Healthcare Heroes 2019: Sharing the Travel Nurse Experience With Others
At FlexCare, we believe there's no better way to encourage nurses to choose a career as a travel nurse than through a referral. Stephanie (shown here on the right), a CVICU RN from Florida, is being honored as FlexCare's 2019 Greatest Family Member for sending her recruiter the most completed referrals for 2018.
Stephanie's experience with FlexCare gives her unique insights that she enthusiastically shares with others. She understands what it’s like to work with FlexCare and provides colleagues with a realistic and positive assessment of the process involved in becoming a traveler.
If you follow FlexCare on social media, you may have seen Stephanie before. In July 2018, Stephanie and her wife, Amanda, also a travel nurse, were our featured Tuesday Travelers. They love exploring new places, hiking, going to shows like Cirque du Soleil, and they have an affinity for pizza and wine.
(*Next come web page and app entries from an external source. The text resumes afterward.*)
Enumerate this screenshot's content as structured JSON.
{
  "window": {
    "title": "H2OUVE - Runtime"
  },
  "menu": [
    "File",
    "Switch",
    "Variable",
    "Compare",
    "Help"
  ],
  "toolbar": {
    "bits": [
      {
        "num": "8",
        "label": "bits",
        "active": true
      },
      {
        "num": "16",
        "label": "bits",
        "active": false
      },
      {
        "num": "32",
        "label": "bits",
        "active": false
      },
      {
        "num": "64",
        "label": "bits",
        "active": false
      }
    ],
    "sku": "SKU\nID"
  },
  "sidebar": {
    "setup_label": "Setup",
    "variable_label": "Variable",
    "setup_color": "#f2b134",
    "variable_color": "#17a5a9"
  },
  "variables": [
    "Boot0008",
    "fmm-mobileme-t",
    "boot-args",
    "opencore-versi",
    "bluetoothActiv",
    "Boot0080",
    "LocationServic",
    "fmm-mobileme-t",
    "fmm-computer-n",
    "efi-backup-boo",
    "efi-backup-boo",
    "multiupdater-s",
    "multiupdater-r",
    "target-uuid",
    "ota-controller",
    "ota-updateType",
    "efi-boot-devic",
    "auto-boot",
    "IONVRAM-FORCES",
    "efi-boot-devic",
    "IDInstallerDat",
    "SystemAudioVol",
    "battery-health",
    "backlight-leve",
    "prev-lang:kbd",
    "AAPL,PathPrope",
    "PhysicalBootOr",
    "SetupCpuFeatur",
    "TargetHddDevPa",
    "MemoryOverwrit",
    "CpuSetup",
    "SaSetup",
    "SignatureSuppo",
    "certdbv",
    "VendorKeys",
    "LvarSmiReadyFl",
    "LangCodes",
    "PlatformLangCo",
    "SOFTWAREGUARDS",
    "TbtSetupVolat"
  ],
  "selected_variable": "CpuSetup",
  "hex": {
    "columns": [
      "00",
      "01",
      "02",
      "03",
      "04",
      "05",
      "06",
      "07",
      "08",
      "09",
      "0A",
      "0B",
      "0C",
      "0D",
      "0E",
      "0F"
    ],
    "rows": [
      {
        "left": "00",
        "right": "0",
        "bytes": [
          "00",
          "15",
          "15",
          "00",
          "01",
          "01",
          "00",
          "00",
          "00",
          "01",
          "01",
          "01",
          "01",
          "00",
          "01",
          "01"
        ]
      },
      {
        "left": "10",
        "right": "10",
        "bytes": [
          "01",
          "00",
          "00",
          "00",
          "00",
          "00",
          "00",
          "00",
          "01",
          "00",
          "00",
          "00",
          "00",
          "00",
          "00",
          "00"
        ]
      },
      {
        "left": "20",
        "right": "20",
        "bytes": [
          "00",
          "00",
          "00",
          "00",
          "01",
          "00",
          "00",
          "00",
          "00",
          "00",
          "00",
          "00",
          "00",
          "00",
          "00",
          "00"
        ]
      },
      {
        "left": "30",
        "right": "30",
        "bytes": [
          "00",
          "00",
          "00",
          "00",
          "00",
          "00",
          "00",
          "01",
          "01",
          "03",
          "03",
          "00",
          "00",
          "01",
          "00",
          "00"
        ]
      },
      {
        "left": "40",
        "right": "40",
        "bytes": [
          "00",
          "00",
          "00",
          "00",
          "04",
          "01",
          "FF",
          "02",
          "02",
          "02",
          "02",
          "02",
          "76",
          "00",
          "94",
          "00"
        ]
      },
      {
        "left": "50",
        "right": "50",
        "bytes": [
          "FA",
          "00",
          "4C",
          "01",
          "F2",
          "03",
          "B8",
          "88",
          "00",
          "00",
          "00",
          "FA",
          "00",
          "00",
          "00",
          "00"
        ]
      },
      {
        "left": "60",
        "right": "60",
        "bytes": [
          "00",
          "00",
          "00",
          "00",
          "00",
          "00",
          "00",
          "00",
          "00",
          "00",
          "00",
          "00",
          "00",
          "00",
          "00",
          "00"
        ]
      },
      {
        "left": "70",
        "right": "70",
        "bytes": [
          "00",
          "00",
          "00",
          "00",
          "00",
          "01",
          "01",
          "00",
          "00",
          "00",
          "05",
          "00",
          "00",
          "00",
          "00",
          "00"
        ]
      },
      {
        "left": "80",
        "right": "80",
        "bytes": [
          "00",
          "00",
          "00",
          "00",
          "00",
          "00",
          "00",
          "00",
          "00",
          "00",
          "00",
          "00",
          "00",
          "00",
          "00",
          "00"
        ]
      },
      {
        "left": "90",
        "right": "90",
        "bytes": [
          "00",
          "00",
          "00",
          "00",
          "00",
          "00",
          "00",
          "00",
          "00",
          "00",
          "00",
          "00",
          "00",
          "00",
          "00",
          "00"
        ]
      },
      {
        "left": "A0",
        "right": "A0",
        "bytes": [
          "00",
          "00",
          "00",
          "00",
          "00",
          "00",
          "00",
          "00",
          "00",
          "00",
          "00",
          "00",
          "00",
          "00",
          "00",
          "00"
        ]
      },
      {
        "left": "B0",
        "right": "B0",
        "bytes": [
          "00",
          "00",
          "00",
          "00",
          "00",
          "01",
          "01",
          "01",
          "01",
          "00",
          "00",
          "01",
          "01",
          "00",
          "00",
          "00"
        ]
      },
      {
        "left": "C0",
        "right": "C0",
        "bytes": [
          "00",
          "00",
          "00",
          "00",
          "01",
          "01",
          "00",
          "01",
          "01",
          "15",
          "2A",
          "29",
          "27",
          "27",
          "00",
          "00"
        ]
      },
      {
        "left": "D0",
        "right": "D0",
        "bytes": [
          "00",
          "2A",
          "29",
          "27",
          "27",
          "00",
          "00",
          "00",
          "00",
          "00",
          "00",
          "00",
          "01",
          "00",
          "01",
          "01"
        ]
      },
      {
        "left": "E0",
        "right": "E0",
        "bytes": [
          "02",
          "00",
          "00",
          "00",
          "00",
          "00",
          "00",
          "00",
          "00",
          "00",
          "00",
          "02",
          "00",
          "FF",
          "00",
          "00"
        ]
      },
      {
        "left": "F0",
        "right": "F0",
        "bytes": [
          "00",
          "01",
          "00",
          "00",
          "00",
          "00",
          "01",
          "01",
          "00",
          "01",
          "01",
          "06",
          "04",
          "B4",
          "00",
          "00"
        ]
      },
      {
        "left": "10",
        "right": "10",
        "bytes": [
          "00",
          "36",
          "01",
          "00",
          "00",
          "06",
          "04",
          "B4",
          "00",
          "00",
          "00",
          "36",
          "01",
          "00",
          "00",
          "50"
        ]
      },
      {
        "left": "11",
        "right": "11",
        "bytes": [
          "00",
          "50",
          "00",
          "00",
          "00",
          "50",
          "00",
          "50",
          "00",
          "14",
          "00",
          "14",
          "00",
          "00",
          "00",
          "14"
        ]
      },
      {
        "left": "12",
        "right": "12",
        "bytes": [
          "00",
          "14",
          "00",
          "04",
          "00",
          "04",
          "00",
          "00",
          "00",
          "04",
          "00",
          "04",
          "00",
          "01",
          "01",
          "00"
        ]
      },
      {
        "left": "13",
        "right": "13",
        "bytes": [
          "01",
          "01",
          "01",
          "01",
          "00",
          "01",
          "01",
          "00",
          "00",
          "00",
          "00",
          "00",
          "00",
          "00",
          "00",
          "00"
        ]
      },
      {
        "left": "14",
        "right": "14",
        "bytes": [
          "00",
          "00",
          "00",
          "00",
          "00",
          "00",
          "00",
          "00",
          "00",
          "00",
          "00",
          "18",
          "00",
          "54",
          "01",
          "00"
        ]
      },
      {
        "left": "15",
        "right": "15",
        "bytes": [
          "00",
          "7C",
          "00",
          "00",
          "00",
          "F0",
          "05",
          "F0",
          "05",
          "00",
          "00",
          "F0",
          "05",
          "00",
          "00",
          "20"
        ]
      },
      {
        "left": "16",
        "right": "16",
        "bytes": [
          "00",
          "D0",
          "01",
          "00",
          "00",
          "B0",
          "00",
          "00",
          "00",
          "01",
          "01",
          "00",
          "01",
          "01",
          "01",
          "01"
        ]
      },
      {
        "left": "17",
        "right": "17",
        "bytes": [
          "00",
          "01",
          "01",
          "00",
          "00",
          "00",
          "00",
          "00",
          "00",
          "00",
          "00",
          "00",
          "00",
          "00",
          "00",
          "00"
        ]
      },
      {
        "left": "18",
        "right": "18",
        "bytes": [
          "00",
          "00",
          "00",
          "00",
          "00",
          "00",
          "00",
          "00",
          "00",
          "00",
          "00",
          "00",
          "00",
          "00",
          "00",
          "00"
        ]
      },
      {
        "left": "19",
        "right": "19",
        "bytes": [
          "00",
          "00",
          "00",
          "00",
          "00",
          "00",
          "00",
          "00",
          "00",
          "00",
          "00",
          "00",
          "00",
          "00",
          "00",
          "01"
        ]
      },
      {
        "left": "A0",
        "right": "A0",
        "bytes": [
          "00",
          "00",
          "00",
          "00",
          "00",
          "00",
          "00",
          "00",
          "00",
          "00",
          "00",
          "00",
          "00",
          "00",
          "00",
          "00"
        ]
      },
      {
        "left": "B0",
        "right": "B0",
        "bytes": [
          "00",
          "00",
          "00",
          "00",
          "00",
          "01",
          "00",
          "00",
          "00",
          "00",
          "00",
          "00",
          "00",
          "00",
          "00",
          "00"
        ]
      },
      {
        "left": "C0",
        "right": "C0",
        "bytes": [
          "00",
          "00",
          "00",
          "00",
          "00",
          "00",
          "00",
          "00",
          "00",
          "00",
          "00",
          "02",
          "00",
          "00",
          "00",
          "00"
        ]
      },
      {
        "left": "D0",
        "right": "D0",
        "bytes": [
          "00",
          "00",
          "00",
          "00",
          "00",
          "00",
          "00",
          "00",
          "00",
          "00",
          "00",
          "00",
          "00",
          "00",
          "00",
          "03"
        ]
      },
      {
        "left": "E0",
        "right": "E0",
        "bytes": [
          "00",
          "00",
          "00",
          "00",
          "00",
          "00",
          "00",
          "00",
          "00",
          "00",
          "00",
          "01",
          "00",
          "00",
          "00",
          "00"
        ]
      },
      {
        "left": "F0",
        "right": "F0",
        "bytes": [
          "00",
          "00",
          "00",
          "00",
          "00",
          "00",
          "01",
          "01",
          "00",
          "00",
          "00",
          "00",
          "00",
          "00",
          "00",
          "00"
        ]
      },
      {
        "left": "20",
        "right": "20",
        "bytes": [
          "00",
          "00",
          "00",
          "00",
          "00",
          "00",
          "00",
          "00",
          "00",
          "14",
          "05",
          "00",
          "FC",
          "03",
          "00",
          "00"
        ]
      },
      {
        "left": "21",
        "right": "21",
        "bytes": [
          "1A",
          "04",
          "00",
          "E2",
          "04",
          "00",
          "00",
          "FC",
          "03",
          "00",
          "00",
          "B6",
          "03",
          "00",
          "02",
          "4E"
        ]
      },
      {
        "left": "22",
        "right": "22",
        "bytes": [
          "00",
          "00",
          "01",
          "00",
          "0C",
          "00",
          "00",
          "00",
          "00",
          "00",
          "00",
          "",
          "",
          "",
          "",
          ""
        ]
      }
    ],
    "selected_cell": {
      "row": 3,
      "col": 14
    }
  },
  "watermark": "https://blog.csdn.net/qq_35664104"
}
“Stephanie is very passionate about her work and patient care." Kristin McKnight, Executive Recruiter
We asked Stephanie a few questions about her life as a nurse. She was gracious enough to pass along some valuable information.
Q&A with Stephanie on her Life as a Travel Nurse
What’s one thing you enjoy most about being a travel nurse?
"Travel nursing has given me the ability to experience cities in a way I never would have as a full-time staff nurse. Prior to being travel nurses, my wife and I would go on mini vacations throughout the year, but there’s only so many things we could do in a long weekend. Spending 13 weeks in a city allows us to really dive in. We get to check out the local spots, learn the history and culture, and even travel to the outlying cities."
What attracted you to nursing?
"I’ve always been a natural caretaker. I also love people and learning new things. Nursing just felt natural. Over the course of my career I’ve been able to witness and implement medical advancements that have improved people’s quality of life. I can’t think of a more rewarding career."
What’s one piece of advice you would give new nurses?
"Ask questions and learn your resources. I’ve been a nurse for 15 years and I still ask questions. You’re not expected to know it all so don’t get down on yourself if you’re asked something and don’t know the answer. It’s more important to learn where to find the answer."